The June 10 dedication event drew a substantial crowd, ranging in age from kids to seniors. One grandmother shared that she had brought her 10-year-old grandson to a star-gazing event at the Bath Nature Preserve last summer. Ever since, her grandson has been fascinated with the skies and the universe – exactly what Summit County Astronomy Club founder John Shulan hoped would happen through his passion project.

“This is a hobby of mine, and for other adults, it’s fun and recreational,” Shulan said. “But I know the impact observatories have on youth — to get them curious and expand their horizons and education.”
 

Wayside exhibit
A grant to Bath Township supported the completion of the trail at the Heritage Corridors of Bath Wayside Exhibit.
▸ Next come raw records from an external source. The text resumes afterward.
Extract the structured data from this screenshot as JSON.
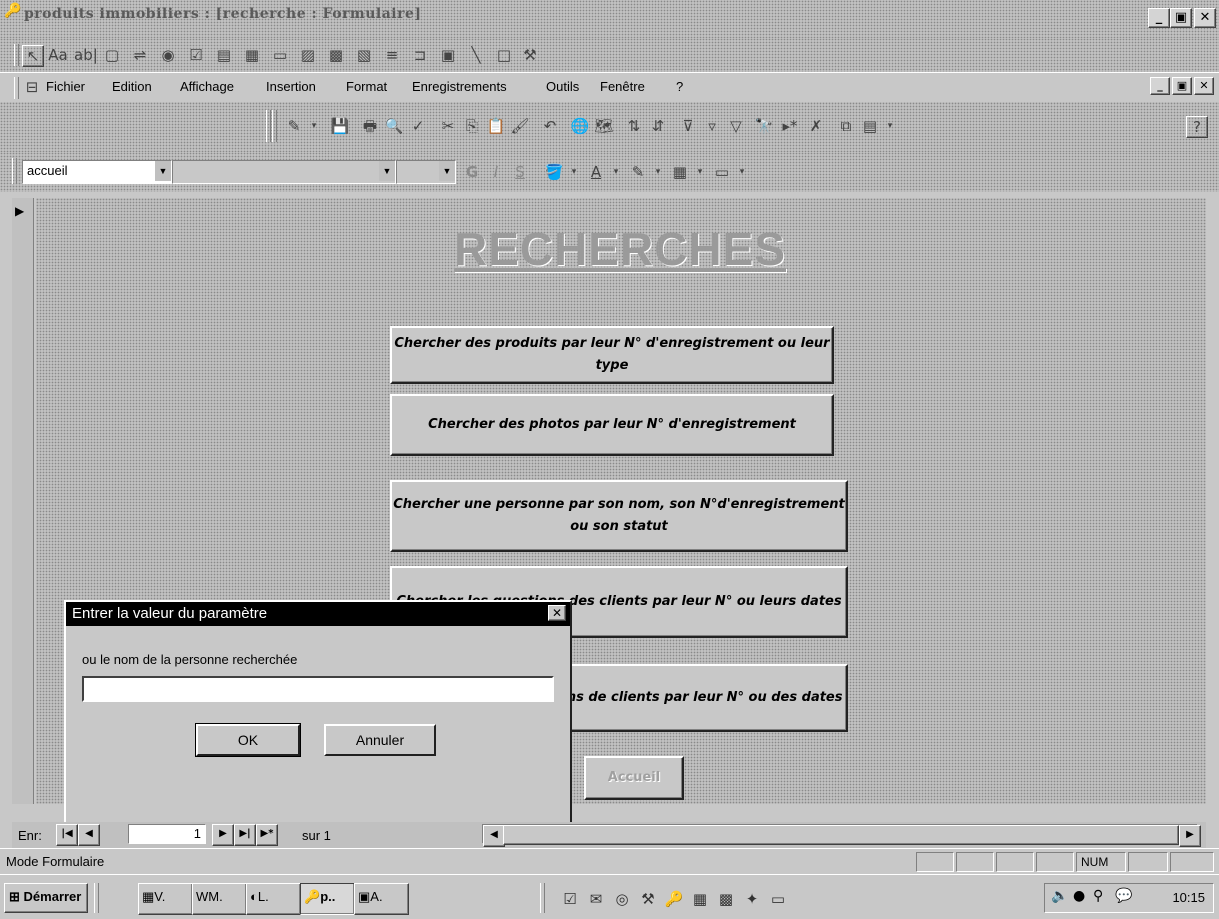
{
  "window": {
    "title": "produits immobiliers : [recherche : Formulaire]"
  },
  "menu": {
    "items": [
      "Fichier",
      "Edition",
      "Affichage",
      "Insertion",
      "Format",
      "Enregistrements",
      "Outils",
      "Fenêtre",
      "?"
    ]
  },
  "format_bar": {
    "object_combo": "accueil",
    "font_combo": "",
    "size_combo": ""
  },
  "form": {
    "heading": "RECHERCHES",
    "buttons": [
      "Chercher des produits par leur N° d'enregistrement ou leur type",
      "Chercher des photos par leur N° d'enregistrement",
      "Chercher une personne par son nom, son N°d'enregistrement ou son statut",
      "Chercher les questions des clients par leur N° ou leurs dates",
      "Chercher les réservations de clients par leur N° ou des dates"
    ],
    "home_button": "Accueil"
  },
  "dialog": {
    "title": "Entrer la valeur du paramètre",
    "close_glyph": "✕",
    "prompt": "ou le nom de la personne recherchée",
    "input_value": "",
    "ok_label": "OK",
    "cancel_label": "Annuler"
  },
  "navigation": {
    "label": "Enr:",
    "current_record": "1",
    "total_text": "sur 1"
  },
  "status": {
    "text": "Mode Formulaire",
    "num_indicator": "NUM"
  },
  "taskbar": {
    "start_label": "Démarrer",
    "tasks": [
      "V.",
      "M.",
      "L.",
      "p..",
      "A."
    ],
    "clock": "10:15"
  }
}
Photo courtesy of Hannah Krumheuer.

Another recent grant from Bath Community Fund supported the second phase of the Heritage Corridors of Bath Wayside Exhibit, which completed the trail that leads visitors around the picturesque property, adding landscaping with native flowers and wildflower beds. In alignment with Bath Community Fund's mission, the project aims to "preserve and enhance the rural character, scenic beauty and historic legacy of the Heritage Corridors for future generations."

Preserving the history and legacy of Bath was also a key element of the township's "Celebrate the Past" event at Hale Farm & Village in February. The event commemorated the community's rich and storied history with free activities for all ages, including interactions with township residents from the 1800s, s'mores and stories around the fire, and displays showing Hale Farm's 60-year history.
 

Celebrate the Past event
The Celebrate the Past event at Hale Farm & Village included interactions with historical figures in Bath. Photo by Larry McVay.
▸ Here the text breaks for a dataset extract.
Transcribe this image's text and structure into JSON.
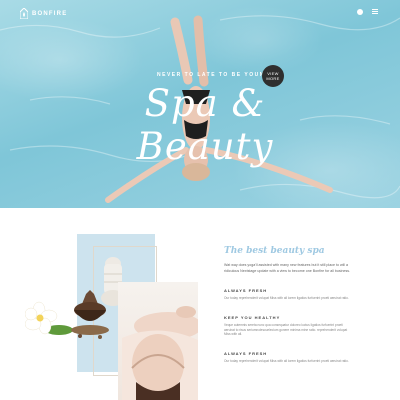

The event, which was supported in part by a grant from Bath Community Fund, was the first in a series of three bicentennial celebrations planned for 2018. The final celebration, including the Bicentennial Gala, will take place the weekend of Nov. 30 and will celebrate Bath's future – a future that will undoubtedly be brighter with the legacy created by Bath Community Fund.

Finally, Bath Community Fund advisory board members had the opportunity in May to participate in a Girls on the Run Northeast Ohio 5k event. More than 2,500 girls, coaches, parents and friends ran the final race of the spring season, starting and ending at The University of Akron's InfoCision stadium.

 

Girls on the Run group photo
Girls on the Run uses physical activity to teach girls valuable lessons about self-confidence, bullying and healthy relationships.


Bath Community Fund granted $1,000 to Girls on the Run in 2017 to support this running-based youth development program that combines physical activity with discussions about self-confidence, bullying and healthy relationships.

BCF Advisory Board members Jody Miller Konstand and Kathy Sidaway were able to see the girls' proud faces firsthand as they handed out medals at the finish line. "It was an amazing program and one very gratifying morning," Jody said.
 

See a complete list of grants awarded in Bath Community Fund's history.